As Associate Director of Nursing for Primary, Acute and Community Services (the title being as big as the role), I cover a broad range of strategic, professional, practical and day to day operational challenges within NHS Borders. I work with a wide range of people every day, including staff and patients. No two days are the same and that’s probably why time has flown since I joined NHS Borders nearly two years ago!
Firstly, I’m delighted to be asked by Evelyn to be her first guest blogger and would like to thank her for the opportunity to share my own personal NMC Revalidation journey. And, if I’m smart enough I will be able to use this blog as one of my five reflective pieces for my portfolio.

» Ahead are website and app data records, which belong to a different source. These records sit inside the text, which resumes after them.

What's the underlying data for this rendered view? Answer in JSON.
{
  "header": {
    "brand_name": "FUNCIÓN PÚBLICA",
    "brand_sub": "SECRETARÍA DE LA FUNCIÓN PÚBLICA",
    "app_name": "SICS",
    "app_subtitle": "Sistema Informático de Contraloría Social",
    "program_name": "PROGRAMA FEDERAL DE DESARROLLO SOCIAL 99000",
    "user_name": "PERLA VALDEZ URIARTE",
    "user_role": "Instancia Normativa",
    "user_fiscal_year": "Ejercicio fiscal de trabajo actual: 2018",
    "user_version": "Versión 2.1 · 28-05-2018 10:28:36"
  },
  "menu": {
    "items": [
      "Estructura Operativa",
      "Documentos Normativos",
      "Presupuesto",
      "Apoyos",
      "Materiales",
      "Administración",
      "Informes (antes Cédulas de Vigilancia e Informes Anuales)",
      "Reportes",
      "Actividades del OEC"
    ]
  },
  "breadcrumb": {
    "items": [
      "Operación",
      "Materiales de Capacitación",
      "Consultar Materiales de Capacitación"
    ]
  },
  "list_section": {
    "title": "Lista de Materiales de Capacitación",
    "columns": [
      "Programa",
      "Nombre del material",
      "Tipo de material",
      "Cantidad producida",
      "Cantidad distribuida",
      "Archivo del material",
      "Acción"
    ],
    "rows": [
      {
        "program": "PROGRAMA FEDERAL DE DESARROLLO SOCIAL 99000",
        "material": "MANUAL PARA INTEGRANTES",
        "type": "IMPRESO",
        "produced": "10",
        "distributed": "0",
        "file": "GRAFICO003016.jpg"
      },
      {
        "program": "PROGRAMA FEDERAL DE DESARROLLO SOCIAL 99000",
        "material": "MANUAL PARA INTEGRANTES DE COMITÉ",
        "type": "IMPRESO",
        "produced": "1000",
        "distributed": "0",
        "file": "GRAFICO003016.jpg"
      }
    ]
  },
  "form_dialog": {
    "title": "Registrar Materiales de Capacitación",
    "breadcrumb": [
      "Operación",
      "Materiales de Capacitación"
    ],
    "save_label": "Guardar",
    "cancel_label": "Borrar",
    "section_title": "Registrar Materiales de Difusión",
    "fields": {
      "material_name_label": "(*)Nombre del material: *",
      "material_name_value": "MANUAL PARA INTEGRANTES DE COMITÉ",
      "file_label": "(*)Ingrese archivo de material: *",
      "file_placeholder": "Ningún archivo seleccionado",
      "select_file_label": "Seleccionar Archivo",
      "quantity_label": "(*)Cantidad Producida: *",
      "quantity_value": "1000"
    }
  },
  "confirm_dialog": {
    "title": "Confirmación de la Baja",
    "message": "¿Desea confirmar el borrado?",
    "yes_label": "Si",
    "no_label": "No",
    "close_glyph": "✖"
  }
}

Revalidation is not new. Our Medical and Allied Health colleagues have been undertaking the process to evidence their ongoing professional practice for a number of years. Fortunately the NMC are making the whole process as straight forward for us as possible to ensure all midwives and nurses in the UK maintain their registration with them.
My revalidation date is 1st December 2016, so what do I need to do before then?
NMC want me to demonstrate that I practise safely and effectively; that I can reflect on the role of the NMC code in my practice and demonstrate that I am ‘living’ the standards set out within it.
‘Living’ the standards? Of course I am, but how do I demonstrate something that is second nature to me?
Well, as a starter and amongst other things I am required to:
- Log a minimum of 450 hours of practice relating to my original field of practice over three years - I work full time, this is not a cause for concern for me.
- Log 35 hours of Continuing Professional Development (CPD) – this again is relatively straight forward for me as it includes both formal and informal learning. The trick here is that I need to improve how I keep a record of all my CPD opportunities and achievements. Revalidation is every three years so I need a system that will help me again in 2019!
- And then there is the ‘five written reflective accounts’ bit. It’s interesting to hear from others that they fear this part too. There are lots of training materials available to make this process as easy as possible; however I am still stumped by this part. As a nurse I have been taught that my patients come first, if I was to write five pieces about how they feel about the care that’s provided to them that would be a breeze. However I’m being asked to write about myself, to brag almost, and to point out where I could have done things differently, and in some cases better. Being a nurse isn’t about me it’s about my patients, right? That’s why it’s so hard; it’s a new way of thinking.
My tip for anyone revalidating soon is don’t look at your revalidation date as a submission date, look at it as a ‘last chance/worst case scenario date’, if it’s missed you can’t practice!
It’s now the beginning of August and I am planning to finish my reflective accounts this weekend. It’s important that I leave enough time for my ‘confirmer’ to review my portfolio and feedback to me with any comments. My planned deadline for submission is 1st October – 60 days before my ‘last chance’ deadline date.
So if you see me, feel free to ask me how I’m getting on.